Items from an interface collection
- - -
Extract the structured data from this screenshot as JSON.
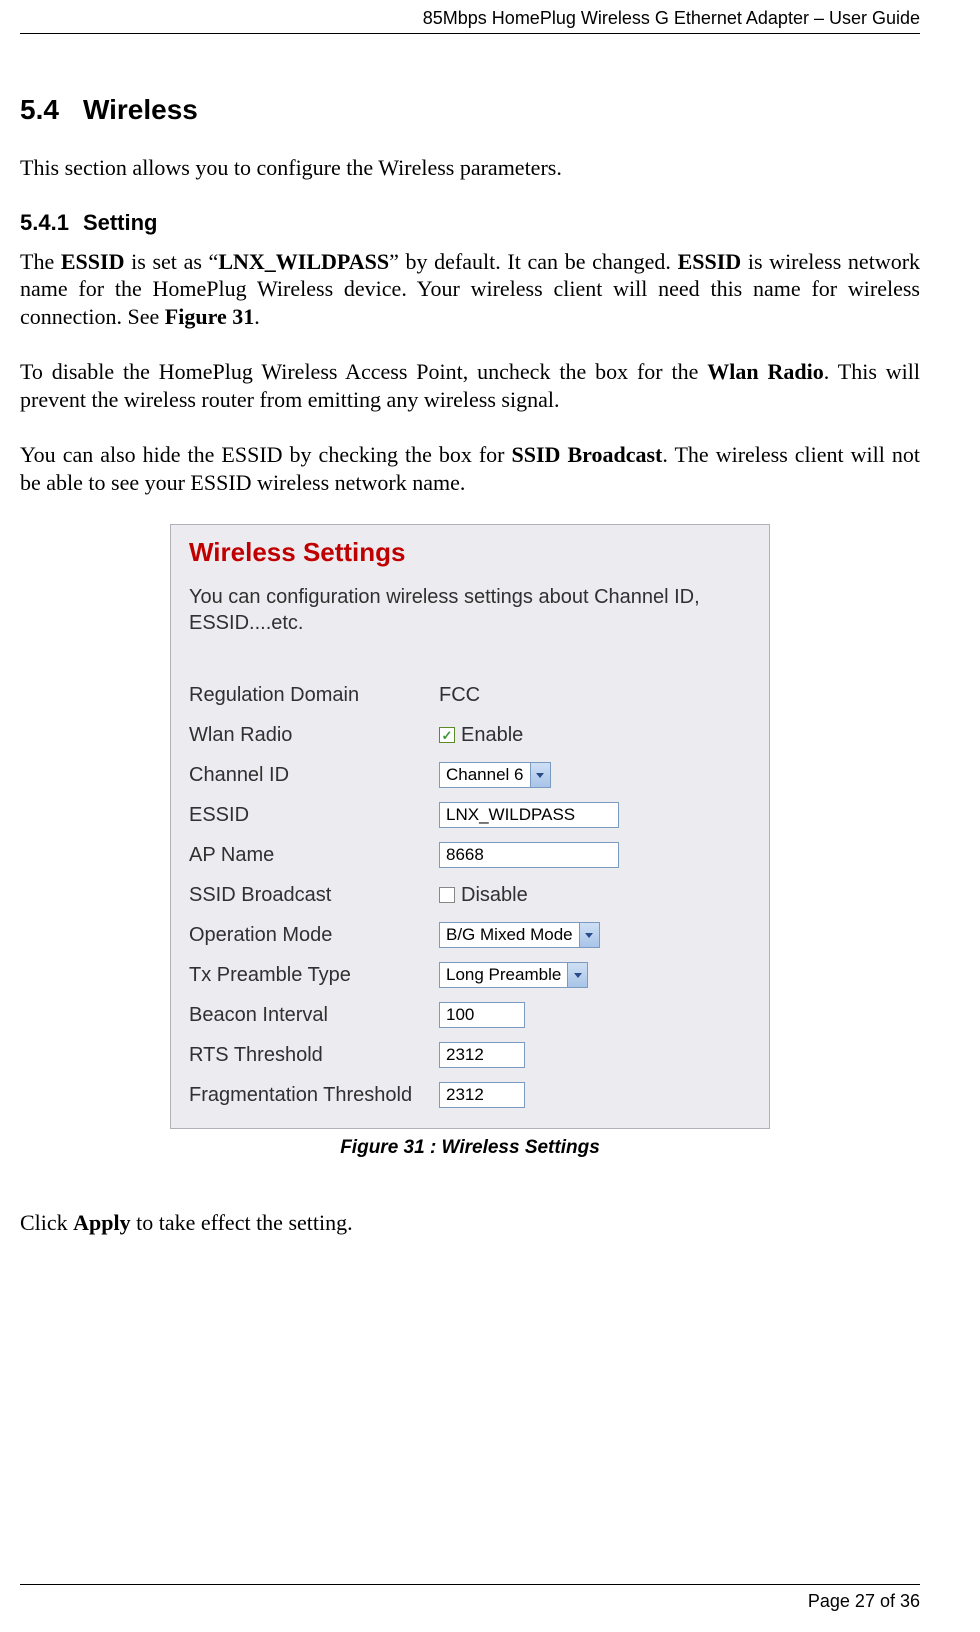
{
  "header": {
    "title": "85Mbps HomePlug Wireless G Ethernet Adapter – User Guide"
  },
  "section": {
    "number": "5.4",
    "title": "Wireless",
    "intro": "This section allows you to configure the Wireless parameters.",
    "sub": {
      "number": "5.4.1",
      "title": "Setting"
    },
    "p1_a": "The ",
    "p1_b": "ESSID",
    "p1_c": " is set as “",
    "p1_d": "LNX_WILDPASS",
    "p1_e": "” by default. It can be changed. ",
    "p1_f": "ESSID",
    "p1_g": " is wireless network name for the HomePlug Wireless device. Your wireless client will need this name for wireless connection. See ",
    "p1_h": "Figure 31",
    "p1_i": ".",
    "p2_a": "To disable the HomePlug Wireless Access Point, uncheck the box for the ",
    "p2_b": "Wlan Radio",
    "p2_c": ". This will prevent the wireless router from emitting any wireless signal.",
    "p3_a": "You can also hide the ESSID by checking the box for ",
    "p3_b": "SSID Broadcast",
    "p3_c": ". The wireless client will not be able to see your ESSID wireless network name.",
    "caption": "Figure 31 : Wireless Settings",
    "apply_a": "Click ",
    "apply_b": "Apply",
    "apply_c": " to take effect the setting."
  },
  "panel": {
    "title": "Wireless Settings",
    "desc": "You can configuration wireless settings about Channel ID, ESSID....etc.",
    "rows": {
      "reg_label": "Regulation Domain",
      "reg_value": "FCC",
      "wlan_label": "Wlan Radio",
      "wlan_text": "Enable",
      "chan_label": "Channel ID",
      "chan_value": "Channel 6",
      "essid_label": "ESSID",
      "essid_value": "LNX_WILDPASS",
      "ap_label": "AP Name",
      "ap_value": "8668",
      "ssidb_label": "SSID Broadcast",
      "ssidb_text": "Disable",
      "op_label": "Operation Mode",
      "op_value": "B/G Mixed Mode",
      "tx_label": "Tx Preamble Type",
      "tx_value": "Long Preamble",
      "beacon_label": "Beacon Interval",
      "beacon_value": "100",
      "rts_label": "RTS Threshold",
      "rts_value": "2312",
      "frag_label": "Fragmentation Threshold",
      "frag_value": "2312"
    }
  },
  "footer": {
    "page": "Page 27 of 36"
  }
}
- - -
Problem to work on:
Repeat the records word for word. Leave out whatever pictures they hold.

Written response:
Extract the structured data from this screenshot as JSON.
{
  "header": {
    "title": "85Mbps HomePlug Wireless G Ethernet Adapter – User Guide"
  },
  "section": {
    "number": "5.4",
    "title": "Wireless",
    "intro": "This section allows you to configure the Wireless parameters.",
    "sub": {
      "number": "5.4.1",
      "title": "Setting"
    },
    "p1_a": "The ",
    "p1_b": "ESSID",
    "p1_c": " is set as “",
    "p1_d": "LNX_WILDPASS",
    "p1_e": "” by default. It can be changed. ",
    "p1_f": "ESSID",
    "p1_g": " is wireless network name for the HomePlug Wireless device. Your wireless client will need this name for wireless connection. See ",
    "p1_h": "Figure 31",
    "p1_i": ".",
    "p2_a": "To disable the HomePlug Wireless Access Point, uncheck the box for the ",
    "p2_b": "Wlan Radio",
    "p2_c": ". This will prevent the wireless router from emitting any wireless signal.",
    "p3_a": "You can also hide the ESSID by checking the box for ",
    "p3_b": "SSID Broadcast",
    "p3_c": ". The wireless client will not be able to see your ESSID wireless network name.",
    "caption": "Figure 31 : Wireless Settings",
    "apply_a": "Click ",
    "apply_b": "Apply",
    "apply_c": " to take effect the setting."
  },
  "panel": {
    "title": "Wireless Settings",
    "desc": "You can configuration wireless settings about Channel ID, ESSID....etc.",
    "rows": {
      "reg_label": "Regulation Domain",
      "reg_value": "FCC",
      "wlan_label": "Wlan Radio",
      "wlan_text": "Enable",
      "chan_label": "Channel ID",
      "chan_value": "Channel 6",
      "essid_label": "ESSID",
      "essid_value": "LNX_WILDPASS",
      "ap_label": "AP Name",
      "ap_value": "8668",
      "ssidb_label": "SSID Broadcast",
      "ssidb_text": "Disable",
      "op_label": "Operation Mode",
      "op_value": "B/G Mixed Mode",
      "tx_label": "Tx Preamble Type",
      "tx_value": "Long Preamble",
      "beacon_label": "Beacon Interval",
      "beacon_value": "100",
      "rts_label": "RTS Threshold",
      "rts_value": "2312",
      "frag_label": "Fragmentation Threshold",
      "frag_value": "2312"
    }
  },
  "footer": {
    "page": "Page 27 of 36"
  }
}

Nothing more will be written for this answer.